Each entry below must appear in the output exactly as written.
----------
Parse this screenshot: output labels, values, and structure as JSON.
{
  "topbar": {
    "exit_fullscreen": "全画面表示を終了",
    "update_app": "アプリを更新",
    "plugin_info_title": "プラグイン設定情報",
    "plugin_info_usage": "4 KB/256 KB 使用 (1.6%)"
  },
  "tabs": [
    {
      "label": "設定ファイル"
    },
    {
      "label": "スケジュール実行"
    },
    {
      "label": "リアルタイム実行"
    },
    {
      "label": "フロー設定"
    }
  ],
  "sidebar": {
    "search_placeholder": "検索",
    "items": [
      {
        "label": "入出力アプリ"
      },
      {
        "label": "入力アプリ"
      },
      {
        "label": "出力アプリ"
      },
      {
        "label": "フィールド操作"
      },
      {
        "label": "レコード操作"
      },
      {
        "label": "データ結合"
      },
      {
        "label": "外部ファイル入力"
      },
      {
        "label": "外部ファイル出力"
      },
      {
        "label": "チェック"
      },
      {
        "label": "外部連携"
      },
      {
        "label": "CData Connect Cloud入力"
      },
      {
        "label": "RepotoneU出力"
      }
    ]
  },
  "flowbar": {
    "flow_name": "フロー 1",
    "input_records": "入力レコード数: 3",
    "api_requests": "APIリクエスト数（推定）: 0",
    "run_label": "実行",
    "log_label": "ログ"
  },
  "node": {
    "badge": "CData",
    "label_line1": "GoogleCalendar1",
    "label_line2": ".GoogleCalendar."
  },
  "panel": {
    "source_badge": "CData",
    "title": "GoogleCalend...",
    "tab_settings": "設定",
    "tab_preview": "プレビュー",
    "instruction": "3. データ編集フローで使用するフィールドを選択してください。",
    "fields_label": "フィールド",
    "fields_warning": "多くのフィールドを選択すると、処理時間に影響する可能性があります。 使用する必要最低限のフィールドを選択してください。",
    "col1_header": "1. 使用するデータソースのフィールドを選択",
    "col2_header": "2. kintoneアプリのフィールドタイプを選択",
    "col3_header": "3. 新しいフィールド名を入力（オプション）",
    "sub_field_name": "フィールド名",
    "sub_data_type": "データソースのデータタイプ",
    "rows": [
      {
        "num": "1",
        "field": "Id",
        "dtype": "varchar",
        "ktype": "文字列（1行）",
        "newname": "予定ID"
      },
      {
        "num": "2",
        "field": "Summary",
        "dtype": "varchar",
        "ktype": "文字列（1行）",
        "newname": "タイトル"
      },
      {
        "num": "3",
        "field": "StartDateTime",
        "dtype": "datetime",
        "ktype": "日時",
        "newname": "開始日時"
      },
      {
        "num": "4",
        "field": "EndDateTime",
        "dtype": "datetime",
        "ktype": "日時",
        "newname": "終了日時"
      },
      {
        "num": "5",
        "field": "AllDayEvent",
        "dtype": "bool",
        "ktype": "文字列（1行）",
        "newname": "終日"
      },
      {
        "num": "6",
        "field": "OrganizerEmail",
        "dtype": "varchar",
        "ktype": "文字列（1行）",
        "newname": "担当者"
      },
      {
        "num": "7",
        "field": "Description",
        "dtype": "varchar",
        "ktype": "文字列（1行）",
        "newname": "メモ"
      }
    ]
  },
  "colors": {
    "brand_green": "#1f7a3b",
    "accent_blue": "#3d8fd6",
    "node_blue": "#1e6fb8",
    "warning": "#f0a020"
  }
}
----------
Written solution
Parse this screenshot: output labels, values, and structure as JSON.
{
  "topbar": {
    "exit_fullscreen": "全画面表示を終了",
    "update_app": "アプリを更新",
    "plugin_info_title": "プラグイン設定情報",
    "plugin_info_usage": "4 KB/256 KB 使用 (1.6%)"
  },
  "tabs": [
    {
      "label": "設定ファイル"
    },
    {
      "label": "スケジュール実行"
    },
    {
      "label": "リアルタイム実行"
    },
    {
      "label": "フロー設定"
    }
  ],
  "sidebar": {
    "search_placeholder": "検索",
    "items": [
      {
        "label": "入出力アプリ"
      },
      {
        "label": "入力アプリ"
      },
      {
        "label": "出力アプリ"
      },
      {
        "label": "フィールド操作"
      },
      {
        "label": "レコード操作"
      },
      {
        "label": "データ結合"
      },
      {
        "label": "外部ファイル入力"
      },
      {
        "label": "外部ファイル出力"
      },
      {
        "label": "チェック"
      },
      {
        "label": "外部連携"
      },
      {
        "label": "CData Connect Cloud入力"
      },
      {
        "label": "RepotoneU出力"
      }
    ]
  },
  "flowbar": {
    "flow_name": "フロー 1",
    "input_records": "入力レコード数: 3",
    "api_requests": "APIリクエスト数（推定）: 0",
    "run_label": "実行",
    "log_label": "ログ"
  },
  "node": {
    "badge": "CData",
    "label_line1": "GoogleCalendar1",
    "label_line2": ".GoogleCalendar."
  },
  "panel": {
    "source_badge": "CData",
    "title": "GoogleCalend...",
    "tab_settings": "設定",
    "tab_preview": "プレビュー",
    "instruction": "3. データ編集フローで使用するフィールドを選択してください。",
    "fields_label": "フィールド",
    "fields_warning": "多くのフィールドを選択すると、処理時間に影響する可能性があります。 使用する必要最低限のフィールドを選択してください。",
    "col1_header": "1. 使用するデータソースのフィールドを選択",
    "col2_header": "2. kintoneアプリのフィールドタイプを選択",
    "col3_header": "3. 新しいフィールド名を入力（オプション）",
    "sub_field_name": "フィールド名",
    "sub_data_type": "データソースのデータタイプ",
    "rows": [
      {
        "num": "1",
        "field": "Id",
        "dtype": "varchar",
        "ktype": "文字列（1行）",
        "newname": "予定ID"
      },
      {
        "num": "2",
        "field": "Summary",
        "dtype": "varchar",
        "ktype": "文字列（1行）",
        "newname": "タイトル"
      },
      {
        "num": "3",
        "field": "StartDateTime",
        "dtype": "datetime",
        "ktype": "日時",
        "newname": "開始日時"
      },
      {
        "num": "4",
        "field": "EndDateTime",
        "dtype": "datetime",
        "ktype": "日時",
        "newname": "終了日時"
      },
      {
        "num": "5",
        "field": "AllDayEvent",
        "dtype": "bool",
        "ktype": "文字列（1行）",
        "newname": "終日"
      },
      {
        "num": "6",
        "field": "OrganizerEmail",
        "dtype": "varchar",
        "ktype": "文字列（1行）",
        "newname": "担当者"
      },
      {
        "num": "7",
        "field": "Description",
        "dtype": "varchar",
        "ktype": "文字列（1行）",
        "newname": "メモ"
      }
    ]
  },
  "colors": {
    "brand_green": "#1f7a3b",
    "accent_blue": "#3d8fd6",
    "node_blue": "#1e6fb8",
    "warning": "#f0a020"
  }
}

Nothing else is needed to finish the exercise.